Tag: totalitarianism

Law & Order or Rule of Law?

I believe in law. I believe in order. Those words have come to the forefront of our consciousness as a nation in the wake of disorders in a number of cities, and it’s very easy to rally to anyone crying “law and order” because we rightly fear for life, property, and liberty if we descend into disarray and chaos. Tweeting those words in all caps with multiple exclamation points is more an exercise in bluster than an answer to the… Read more »

The Alt-Right Isn’t Right

I would like to gently—okay, forcefully—make a point today about a mischaracterization being promulgated in the media. It’s also prevalent in academia. It has to do with how the political spectrum is explained. We all know, since the Charlottesville episode, that the so-called Alt-Right has come under greater scrutiny. This is a group that, although it claims not to be Neo-Nazi or part of the KKK, nevertheless finds ideological companions in those detestable movements.
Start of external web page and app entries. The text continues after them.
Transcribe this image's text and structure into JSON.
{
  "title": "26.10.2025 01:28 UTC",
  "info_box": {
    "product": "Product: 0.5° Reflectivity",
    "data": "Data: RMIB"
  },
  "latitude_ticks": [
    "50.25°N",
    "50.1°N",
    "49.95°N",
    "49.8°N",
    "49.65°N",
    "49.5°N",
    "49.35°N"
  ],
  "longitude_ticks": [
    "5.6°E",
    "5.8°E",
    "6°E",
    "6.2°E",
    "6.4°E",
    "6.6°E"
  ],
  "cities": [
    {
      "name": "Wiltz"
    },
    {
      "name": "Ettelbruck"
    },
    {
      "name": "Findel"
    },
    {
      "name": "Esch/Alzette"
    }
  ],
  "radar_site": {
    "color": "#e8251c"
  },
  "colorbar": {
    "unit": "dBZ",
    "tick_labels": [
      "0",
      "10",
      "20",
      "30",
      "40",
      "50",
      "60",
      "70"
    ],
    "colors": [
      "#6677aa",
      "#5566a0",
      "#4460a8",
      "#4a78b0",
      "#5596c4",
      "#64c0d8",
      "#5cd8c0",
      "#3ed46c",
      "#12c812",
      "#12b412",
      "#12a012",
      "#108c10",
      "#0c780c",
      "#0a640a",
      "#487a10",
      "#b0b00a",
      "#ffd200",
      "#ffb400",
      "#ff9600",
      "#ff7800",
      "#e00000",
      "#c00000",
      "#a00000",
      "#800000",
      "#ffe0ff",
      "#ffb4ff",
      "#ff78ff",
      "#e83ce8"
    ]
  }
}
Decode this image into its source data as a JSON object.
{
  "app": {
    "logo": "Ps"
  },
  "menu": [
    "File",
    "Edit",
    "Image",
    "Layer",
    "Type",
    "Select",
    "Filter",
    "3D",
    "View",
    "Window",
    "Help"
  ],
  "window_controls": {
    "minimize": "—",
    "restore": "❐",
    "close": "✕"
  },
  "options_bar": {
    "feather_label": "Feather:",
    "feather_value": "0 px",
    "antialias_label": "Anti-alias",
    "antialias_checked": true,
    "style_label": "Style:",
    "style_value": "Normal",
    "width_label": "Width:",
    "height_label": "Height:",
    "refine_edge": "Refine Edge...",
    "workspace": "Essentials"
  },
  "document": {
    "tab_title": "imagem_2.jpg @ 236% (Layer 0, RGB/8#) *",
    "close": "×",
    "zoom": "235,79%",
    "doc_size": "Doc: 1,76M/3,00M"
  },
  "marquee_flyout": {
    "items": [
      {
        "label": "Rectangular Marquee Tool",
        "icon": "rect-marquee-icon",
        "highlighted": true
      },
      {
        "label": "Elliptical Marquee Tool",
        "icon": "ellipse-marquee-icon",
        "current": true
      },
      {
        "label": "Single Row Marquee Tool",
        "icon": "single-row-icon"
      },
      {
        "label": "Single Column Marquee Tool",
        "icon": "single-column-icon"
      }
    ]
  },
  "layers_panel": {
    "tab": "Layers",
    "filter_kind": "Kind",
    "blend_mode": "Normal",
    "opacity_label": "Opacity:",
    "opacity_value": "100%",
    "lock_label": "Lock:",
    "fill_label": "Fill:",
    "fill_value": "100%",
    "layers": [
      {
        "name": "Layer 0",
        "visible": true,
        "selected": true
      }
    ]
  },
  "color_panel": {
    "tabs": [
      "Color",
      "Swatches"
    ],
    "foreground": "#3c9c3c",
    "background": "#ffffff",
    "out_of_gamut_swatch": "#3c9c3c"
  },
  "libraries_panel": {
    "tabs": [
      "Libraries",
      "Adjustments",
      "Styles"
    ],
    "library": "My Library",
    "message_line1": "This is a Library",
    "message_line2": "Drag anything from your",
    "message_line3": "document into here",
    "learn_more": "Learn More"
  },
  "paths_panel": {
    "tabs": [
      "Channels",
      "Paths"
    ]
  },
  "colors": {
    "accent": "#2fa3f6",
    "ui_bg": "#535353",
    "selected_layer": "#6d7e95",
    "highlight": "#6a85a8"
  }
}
In reality, the Alt-Right is just… Read more »

Reagan: The Principled & the History Makers

Yesterday, I wrote about my new book on Ronald Reagan and Whittaker Chambers. Both men are as relevant to our day as they were to theirs. As we near the end of another year, and as we consider the challenges that loom, some select quotes from Reagan may help us focus on our responsibilities. There are some quotes from Reagan with which many people are familiar, but I’ve chosen to pull out some that are less well known, yet just… Read more »

Lewis & the Omnicompetent State (Part 4)

This will be the final installment of my paper on “That Hideous Strength’s Omnicompetent State.” In this segment, Lewis points to developments in the Britain of his day that showed a drift toward the belief that government can solve all things. Lewis’s concern about societal planners reveals itself in letters he wrote to Americans. After WWII, Britain ousted the Conservatives and installed the Labour party in power. Rationing continued unabated despite the war’s end. The national government began to insert… Read more »

Lewis & the Omnicompetent State (Part 1)

C. S. Lewis often protested that he had no interest in or taste for politics. What he really meant by that was the type of politics he imbibed growing up in a Belfast suburb, listening to his father discuss with friends the nature of the local and national politics of his Irish/English homeland. Was it the pettiness that turned him against political discussion or the boredom he suffered from those overheard conversations? Whatever the cause, he normally abhorred purely political… Read more »

The Smiley Face of Totalitarian Experts: A Hideous Strength

My C. S. Lewis course is now concentrating on Lewis’s deep concern over the direction he saw society going during WWII and what he feared would happen in the future: a totalitarian government ruled by scientists, psychologists, sociologists, educationalists, and other “experts” who would tell everyone what to do. This concern revealed itself in his essay, “The Humanitarian Theory of Punishment,” was more fully explicated in The Abolition of Man, and then put in story form through That Hideous Strength…. Read more »

Tocqueville’s Prophetic Word

Alexis de Tocqueville was a Frenchman who visited America in 1831. He traveled extensively, made many notes of what he experienced, and wrote them down in a massive tome called Democracy in America. It is a classic, and is still being used today in university political science courses. It points out both the strengths and potential weaknesses he saw in this new nation. If you saw Dinesh D’Souza’s movie America, you saw also his depiction of Tocqueville in the film…. Read more »